### Required work
Restate the entries below in full, exactly as they read, but without pictures.

_ _ _ _ _ _ _

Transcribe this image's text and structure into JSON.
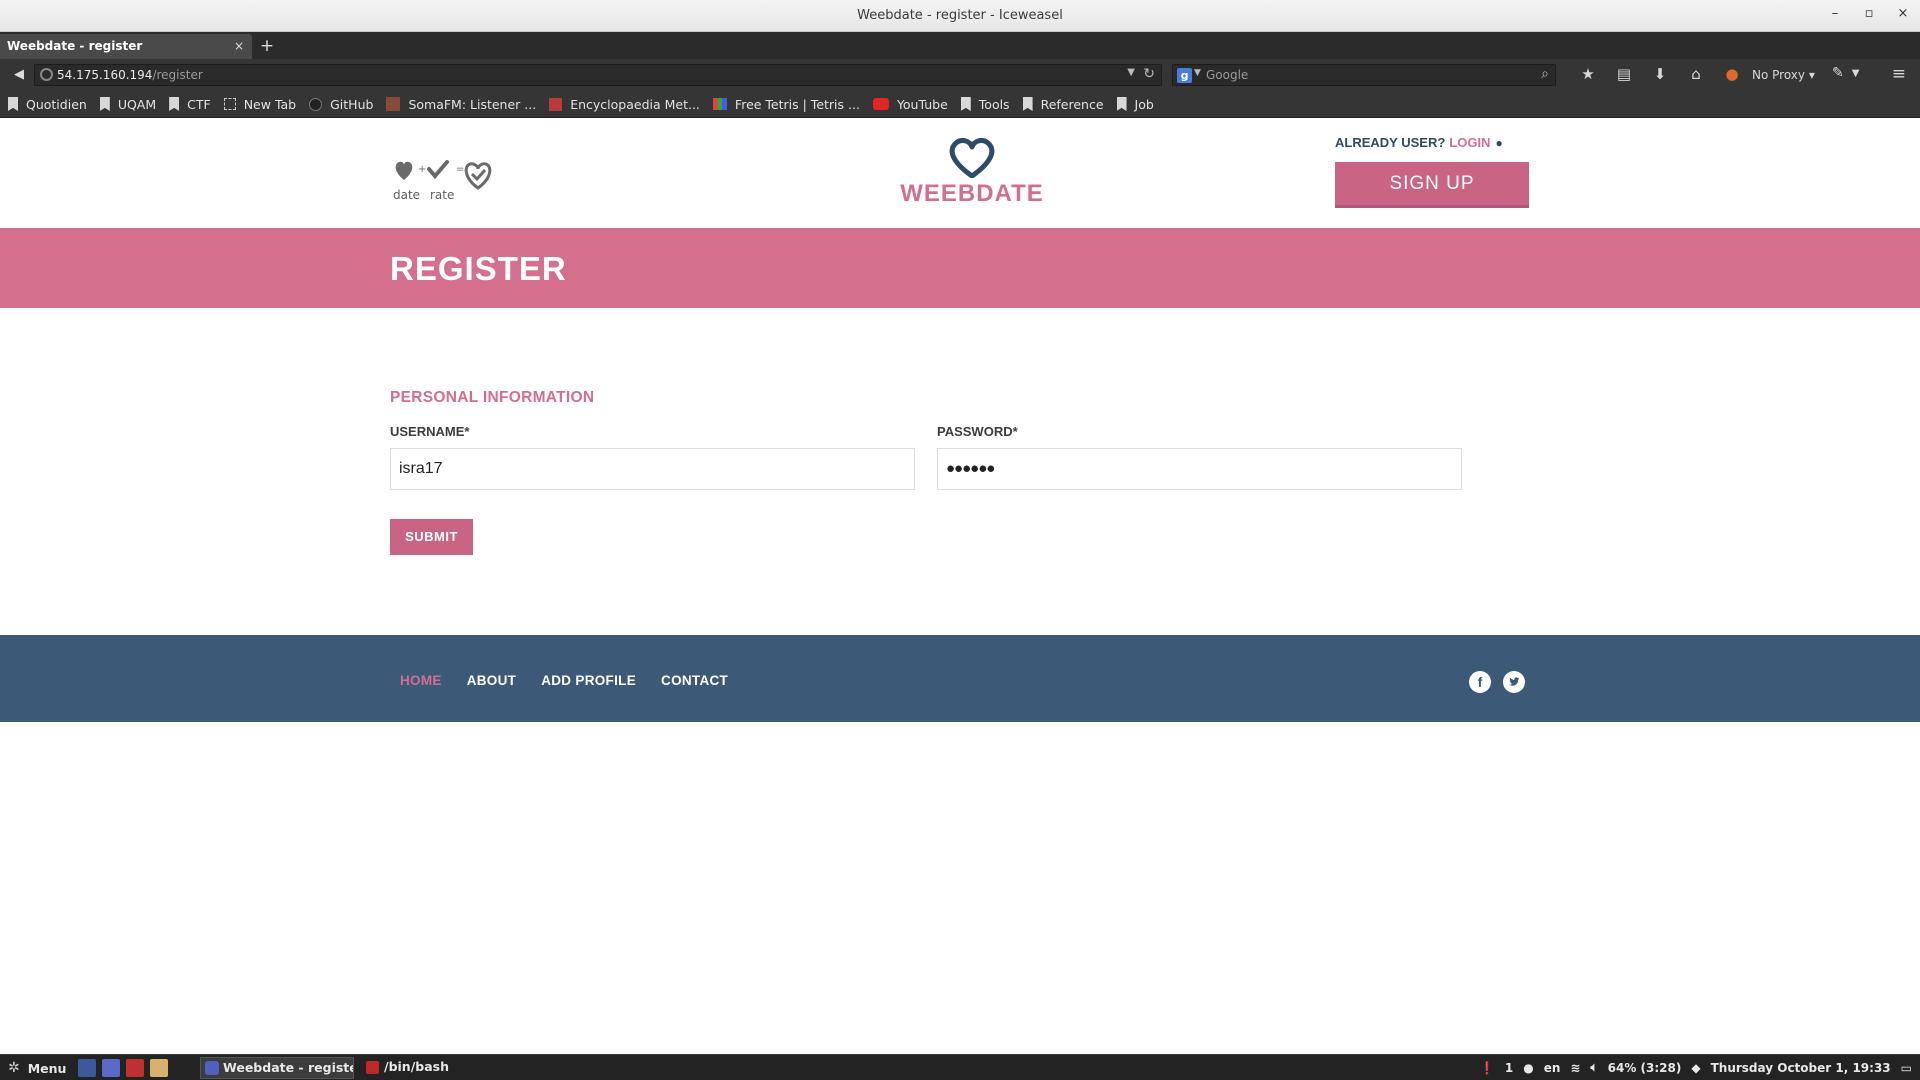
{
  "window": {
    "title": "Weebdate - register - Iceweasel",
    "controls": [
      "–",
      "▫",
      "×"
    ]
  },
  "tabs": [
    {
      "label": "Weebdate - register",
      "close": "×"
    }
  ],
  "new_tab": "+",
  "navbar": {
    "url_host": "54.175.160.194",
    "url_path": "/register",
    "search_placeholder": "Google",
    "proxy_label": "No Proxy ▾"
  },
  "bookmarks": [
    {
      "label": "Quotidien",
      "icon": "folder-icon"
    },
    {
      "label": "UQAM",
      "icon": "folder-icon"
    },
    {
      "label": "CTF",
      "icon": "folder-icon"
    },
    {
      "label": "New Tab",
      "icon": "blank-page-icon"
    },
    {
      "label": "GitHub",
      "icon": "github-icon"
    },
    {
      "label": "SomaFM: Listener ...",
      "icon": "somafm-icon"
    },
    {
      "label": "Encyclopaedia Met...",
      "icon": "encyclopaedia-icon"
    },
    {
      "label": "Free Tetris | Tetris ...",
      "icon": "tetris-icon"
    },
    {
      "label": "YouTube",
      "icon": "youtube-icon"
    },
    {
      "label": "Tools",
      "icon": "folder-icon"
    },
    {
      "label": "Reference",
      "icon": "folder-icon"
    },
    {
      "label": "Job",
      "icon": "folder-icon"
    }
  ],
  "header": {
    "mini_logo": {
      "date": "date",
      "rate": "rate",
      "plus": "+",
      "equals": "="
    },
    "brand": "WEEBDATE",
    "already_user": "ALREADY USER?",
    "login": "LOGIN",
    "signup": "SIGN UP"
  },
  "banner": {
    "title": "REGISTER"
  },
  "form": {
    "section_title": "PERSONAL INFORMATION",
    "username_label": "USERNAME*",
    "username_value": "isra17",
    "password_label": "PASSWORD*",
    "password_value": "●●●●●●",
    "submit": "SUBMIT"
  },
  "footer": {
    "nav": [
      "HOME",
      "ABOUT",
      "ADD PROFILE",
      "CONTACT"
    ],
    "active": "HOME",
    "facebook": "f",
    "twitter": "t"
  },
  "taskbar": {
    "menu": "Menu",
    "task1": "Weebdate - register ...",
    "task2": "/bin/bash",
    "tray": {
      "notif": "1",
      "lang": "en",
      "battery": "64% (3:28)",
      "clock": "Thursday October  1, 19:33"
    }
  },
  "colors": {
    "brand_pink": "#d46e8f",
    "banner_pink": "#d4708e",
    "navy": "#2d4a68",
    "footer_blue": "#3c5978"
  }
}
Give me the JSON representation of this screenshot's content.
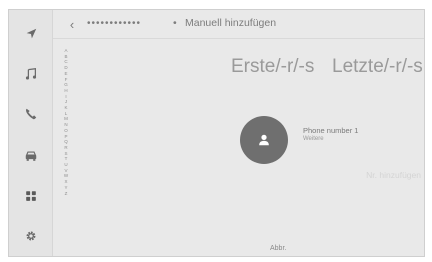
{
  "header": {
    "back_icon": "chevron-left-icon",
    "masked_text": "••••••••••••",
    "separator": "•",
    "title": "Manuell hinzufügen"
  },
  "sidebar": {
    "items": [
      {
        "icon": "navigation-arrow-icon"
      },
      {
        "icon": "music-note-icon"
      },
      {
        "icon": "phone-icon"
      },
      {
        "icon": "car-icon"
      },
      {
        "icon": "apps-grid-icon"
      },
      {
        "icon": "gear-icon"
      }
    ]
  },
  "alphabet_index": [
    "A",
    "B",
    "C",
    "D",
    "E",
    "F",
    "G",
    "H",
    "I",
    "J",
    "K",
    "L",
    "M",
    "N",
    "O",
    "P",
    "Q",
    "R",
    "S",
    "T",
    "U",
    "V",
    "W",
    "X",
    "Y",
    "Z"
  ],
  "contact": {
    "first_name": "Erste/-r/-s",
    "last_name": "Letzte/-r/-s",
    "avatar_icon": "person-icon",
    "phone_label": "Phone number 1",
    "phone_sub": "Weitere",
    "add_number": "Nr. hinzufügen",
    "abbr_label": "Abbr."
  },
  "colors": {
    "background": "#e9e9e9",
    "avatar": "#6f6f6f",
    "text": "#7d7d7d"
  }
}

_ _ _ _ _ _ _

### Result for this exercise
Transcribe this image's text and structure into JSON.
{
  "window": {
    "title": "Weebdate - register - Iceweasel",
    "controls": [
      "–",
      "▫",
      "×"
    ]
  },
  "tabs": [
    {
      "label": "Weebdate - register",
      "close": "×"
    }
  ],
  "new_tab": "+",
  "navbar": {
    "url_host": "54.175.160.194",
    "url_path": "/register",
    "search_placeholder": "Google",
    "proxy_label": "No Proxy ▾"
  },
  "bookmarks": [
    {
      "label": "Quotidien",
      "icon": "folder-icon"
    },
    {
      "label": "UQAM",
      "icon": "folder-icon"
    },
    {
      "label": "CTF",
      "icon": "folder-icon"
    },
    {
      "label": "New Tab",
      "icon": "blank-page-icon"
    },
    {
      "label": "GitHub",
      "icon": "github-icon"
    },
    {
      "label": "SomaFM: Listener ...",
      "icon": "somafm-icon"
    },
    {
      "label": "Encyclopaedia Met...",
      "icon": "encyclopaedia-icon"
    },
    {
      "label": "Free Tetris | Tetris ...",
      "icon": "tetris-icon"
    },
    {
      "label": "YouTube",
      "icon": "youtube-icon"
    },
    {
      "label": "Tools",
      "icon": "folder-icon"
    },
    {
      "label": "Reference",
      "icon": "folder-icon"
    },
    {
      "label": "Job",
      "icon": "folder-icon"
    }
  ],
  "header": {
    "mini_logo": {
      "date": "date",
      "rate": "rate",
      "plus": "+",
      "equals": "="
    },
    "brand": "WEEBDATE",
    "already_user": "ALREADY USER?",
    "login": "LOGIN",
    "signup": "SIGN UP"
  },
  "banner": {
    "title": "REGISTER"
  },
  "form": {
    "section_title": "PERSONAL INFORMATION",
    "username_label": "USERNAME*",
    "username_value": "isra17",
    "password_label": "PASSWORD*",
    "password_value": "●●●●●●",
    "submit": "SUBMIT"
  },
  "footer": {
    "nav": [
      "HOME",
      "ABOUT",
      "ADD PROFILE",
      "CONTACT"
    ],
    "active": "HOME",
    "facebook": "f",
    "twitter": "t"
  },
  "taskbar": {
    "menu": "Menu",
    "task1": "Weebdate - register ...",
    "task2": "/bin/bash",
    "tray": {
      "notif": "1",
      "lang": "en",
      "battery": "64% (3:28)",
      "clock": "Thursday October  1, 19:33"
    }
  },
  "colors": {
    "brand_pink": "#d46e8f",
    "banner_pink": "#d4708e",
    "navy": "#2d4a68",
    "footer_blue": "#3c5978"
  }
}
Give me the JSON representation of this screenshot's content.
{
  "header": {
    "back_icon": "chevron-left-icon",
    "masked_text": "••••••••••••",
    "separator": "•",
    "title": "Manuell hinzufügen"
  },
  "sidebar": {
    "items": [
      {
        "icon": "navigation-arrow-icon"
      },
      {
        "icon": "music-note-icon"
      },
      {
        "icon": "phone-icon"
      },
      {
        "icon": "car-icon"
      },
      {
        "icon": "apps-grid-icon"
      },
      {
        "icon": "gear-icon"
      }
    ]
  },
  "alphabet_index": [
    "A",
    "B",
    "C",
    "D",
    "E",
    "F",
    "G",
    "H",
    "I",
    "J",
    "K",
    "L",
    "M",
    "N",
    "O",
    "P",
    "Q",
    "R",
    "S",
    "T",
    "U",
    "V",
    "W",
    "X",
    "Y",
    "Z"
  ],
  "contact": {
    "first_name": "Erste/-r/-s",
    "last_name": "Letzte/-r/-s",
    "avatar_icon": "person-icon",
    "phone_label": "Phone number 1",
    "phone_sub": "Weitere",
    "add_number": "Nr. hinzufügen",
    "abbr_label": "Abbr."
  },
  "colors": {
    "background": "#e9e9e9",
    "avatar": "#6f6f6f",
    "text": "#7d7d7d"
  }
}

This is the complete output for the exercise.